Emotional intelligence moderates the relationship between stress and mental health

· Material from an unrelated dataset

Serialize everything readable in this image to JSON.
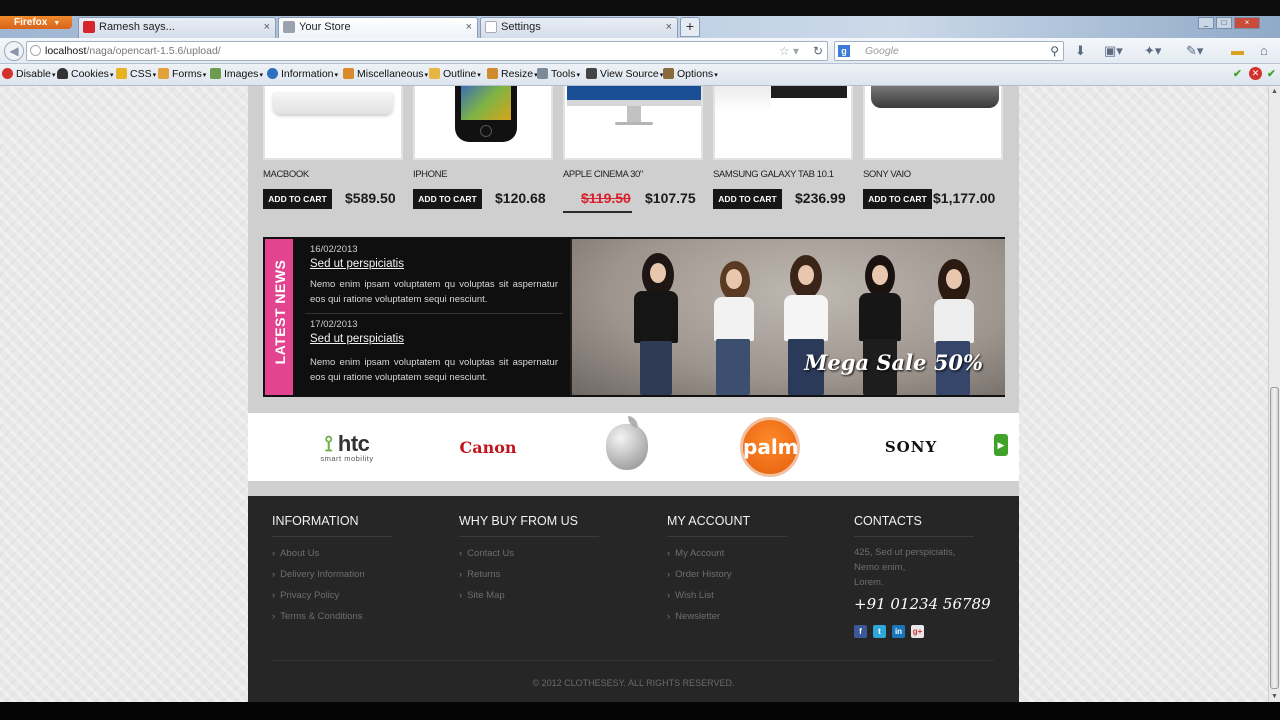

Despite a great deal of popular interest and the development of numerous training programs in emotional intelligence (EI), some researchers have argued that there is little evidence that EI is both useful and different from other, well established constructs. We hypothesized that EI would make a unique contribution to understanding the relationship between stress and three important mental health variables, depression, hopelessness, and suicidal ideation. University students (n=302) participated in a cross-sectional study that involved measuring life stress, objective and self-reported emotional intelligence, and mental health. Regression analyses revealed that stress was associated with: (1) greater reported depression, hopelessness, and suicidal ideation among people high in emotional perception (EP) compared to others; and (2) greater suicidal ideation among those low in managing others' emotions (MOE). Both EP and MOE were shown to be statistically different from other relevant measures, suggesting that EI is a distinctive construct as well as being important in understanding the link between stress and mental health.